“When faced with a credible threat of prosecution under a vague law, Americans should get their day in court,” said Institute for Free Speech Legal Director Allen Dickerson. “When speakers face lawsuits not only from government but from private parties, the risk that many will choose silence soars. It is vital that the courthouse doors remain open for cases like this.”
The Woodhull Freedom Foundation is challenging the Allow States and Victims to Fight Online Sex Trafficking Act (FOSTA) because it “chills sexual speech and harms sex workers.” After a federal district court judge ruled the group didn’t have standing to challenge the law in court, the Foundation appealed the ruling. The IFS brief supports the Foundation’s appeal.
Courts have long recognized “the danger that citizens will not risk speaking in the face of ambiguous or merely possible governmental action,” the brief explains. As a result, they have historically relaxed the traditional rules of standing in order to allow Americans to challenge such laws in court.
“This is precisely the kind of case for which First Amendment standing doctrine was developed,” the Institute’s brief states. “It is a pre-enforcement challenge to a statute of startling scope and uncertain meaning, directly regulating a major frontier of First Amendment-protected activity. And Congress chose to decentralize its enforcement, permitting numerous parties – including private litigants and state attorneys general – to bring lawsuits against alleged violators.”
The district court relied heavily on the Justice Department’s claim that it would not prosecute the Woodhull Freedom Foundation under FOSTA. However, it cannot promise that states or private parties would do the same. The district court failed to address this aspect of the law.
The Institute for Free Speech works to defend the right to free political speech. If the lower court’s reasoning is upheld on appeal, other First Amendment challenges to political speech regulations may also be denied their day in court.
FOSTA creates new criminal and civil liability for online platforms and speakers that allegedly assist or facilitate prostitution or sex trafficking. The law also significantly weakens the protections afforded to online platforms against liability for the speech of their users. Plaintiffs in the case include the Woodhull Freedom Foundation, Human Rights Watch, and the Internet Archive.
The case, Woodhull Freedom Foundation v. United States, is before the United States Court of Appeals for the District of Columbia Circuit.
To read the Institute’s brief, click here.
About the Institute for Free Speech
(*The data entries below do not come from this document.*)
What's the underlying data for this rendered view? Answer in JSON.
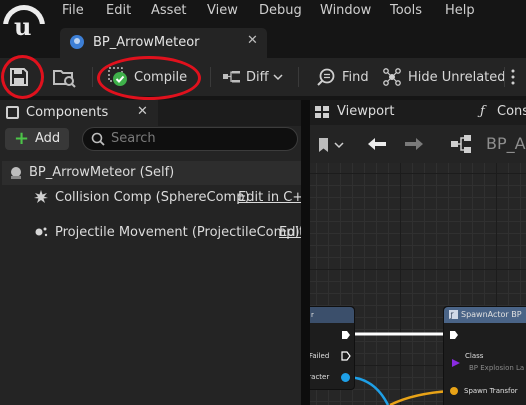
{
  "menu": {
    "items": [
      "File",
      "Edit",
      "Asset",
      "View",
      "Debug",
      "Window",
      "Tools",
      "Help"
    ]
  },
  "tab": {
    "title": "BP_ArrowMeteor",
    "close": "✕"
  },
  "toolbar": {
    "compile_label": "Compile",
    "diff_label": "Diff",
    "find_label": "Find",
    "hide_unrelated_label": "Hide Unrelated"
  },
  "components": {
    "panel_title": "Components",
    "close": "✕",
    "add_label": "Add",
    "search_placeholder": "Search",
    "self_label": "BP_ArrowMeteor (Self)",
    "items": [
      {
        "label": "Collision Comp (SphereComp)",
        "link": "Edit in C++"
      },
      {
        "label": "Projectile Movement (ProjectileComp)",
        "link": "Edit"
      }
    ]
  },
  "right_tabs": {
    "viewport": "Viewport",
    "construction": "Cons"
  },
  "graph_toolbar": {
    "breadcrumb": "BP_A"
  },
  "graph": {
    "left_node": {
      "title": "r",
      "pins": [
        "t Failed",
        "aracter"
      ]
    },
    "spawn_node": {
      "title": "SpawnActor BP",
      "class_label": "Class",
      "class_value": "BP Explosion La",
      "transform_label": "Spawn Transfor"
    }
  },
  "colors": {
    "annotation_ring": "#e0111d",
    "compile_ok": "#3fb14a",
    "add_plus": "#4cc548",
    "exec_wire": "#ffffff",
    "object_wire": "#1e9fe6",
    "transform_wire": "#e8a317"
  }
}
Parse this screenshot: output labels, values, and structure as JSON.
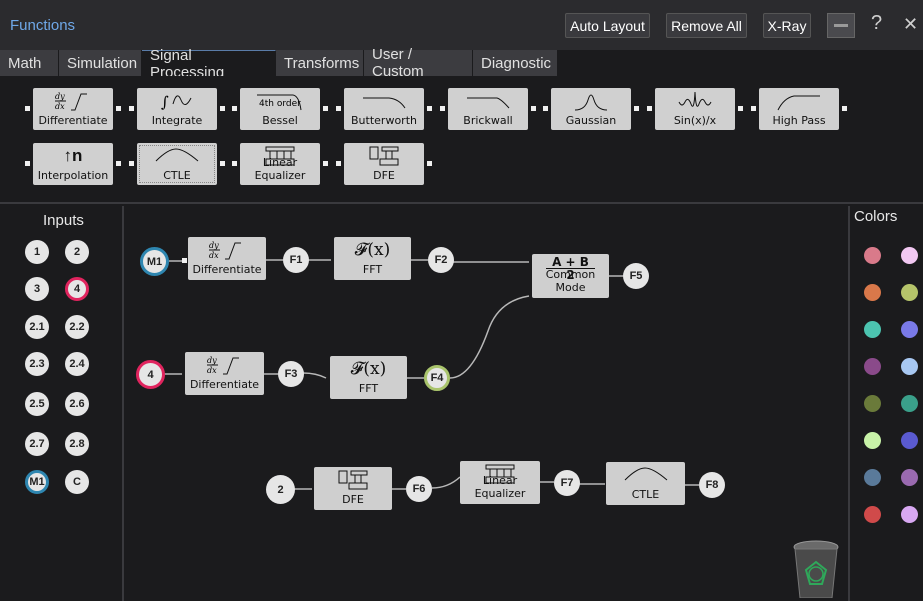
{
  "app": {
    "title": "Functions"
  },
  "toolbar": {
    "auto_layout": "Auto Layout",
    "remove_all": "Remove All",
    "xray": "X-Ray",
    "help_glyph": "?",
    "close_glyph": "✕"
  },
  "tabs": [
    {
      "label": "Math"
    },
    {
      "label": "Simulation"
    },
    {
      "label": "Signal Processing",
      "active": true
    },
    {
      "label": "Transforms"
    },
    {
      "label": "User / Custom"
    },
    {
      "label": "Diagnostic"
    }
  ],
  "palette": [
    {
      "label": "Differentiate",
      "icon": "derivative-icon"
    },
    {
      "label": "Integrate",
      "icon": "integral-icon"
    },
    {
      "label": "Bessel",
      "icon": "bessel-filter-icon",
      "icon_text": "4th order"
    },
    {
      "label": "Butterworth",
      "icon": "butterworth-filter-icon"
    },
    {
      "label": "Brickwall",
      "icon": "brickwall-filter-icon"
    },
    {
      "label": "Gaussian",
      "icon": "gaussian-icon"
    },
    {
      "label": "Sin(x)/x",
      "icon": "sinc-icon"
    },
    {
      "label": "High Pass",
      "icon": "high-pass-icon"
    },
    {
      "label": "Interpolation",
      "icon": "interpolation-icon",
      "icon_text": "↑n"
    },
    {
      "label": "CTLE",
      "icon": "ctle-icon"
    },
    {
      "label": "Linear Equalizer",
      "icon": "linear-equalizer-icon"
    },
    {
      "label": "DFE",
      "icon": "dfe-icon"
    }
  ],
  "inputs": {
    "title": "Inputs",
    "items": [
      "1",
      "2",
      "3",
      "4",
      "2.1",
      "2.2",
      "2.3",
      "2.4",
      "2.5",
      "2.6",
      "2.7",
      "2.8",
      "M1",
      "C"
    ]
  },
  "colors": {
    "title": "Colors",
    "swatches": [
      "#d97a8a",
      "#f2c8f2",
      "#d9784a",
      "#b5c46a",
      "#4cc4b0",
      "#7a7ae8",
      "#8a4a8a",
      "#a8c8f2",
      "#6a7a3a",
      "#3aa08a",
      "#c8f2a8",
      "#5a5ad0",
      "#5a7a9a",
      "#9a6ab0",
      "#d04a4a",
      "#d8a8f2"
    ]
  },
  "canvas": {
    "nodes": {
      "diff1": "Differentiate",
      "fft1": "FFT",
      "fft1_icon": "𝓕(x)",
      "common": "Common Mode",
      "common_num": "A + B",
      "common_den": "2",
      "diff2": "Differentiate",
      "fft2": "FFT",
      "fft2_icon": "𝓕(x)",
      "dfe": "DFE",
      "lineq": "Linear Equalizer",
      "ctle": "CTLE"
    },
    "chips": {
      "m1": "M1",
      "f1": "F1",
      "f2": "F2",
      "f5": "F5",
      "in4": "4",
      "f3": "F3",
      "f4": "F4",
      "in2": "2",
      "f6": "F6",
      "f7": "F7",
      "f8": "F8"
    }
  }
}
The Institute for Free Speech is a nonpartisan, nonprofit 501(c)(3) organization that promotes and defends the First Amendment rights to freely speak, assemble, publish, and petition the government. Originally known as the Center for Competitive Politics, it was founded in 2005 by Bradley A. Smith, a former Chairman of the Federal Election Commission. The Institute is the nation’s largest organization dedicated solely to protecting First Amendment political rights.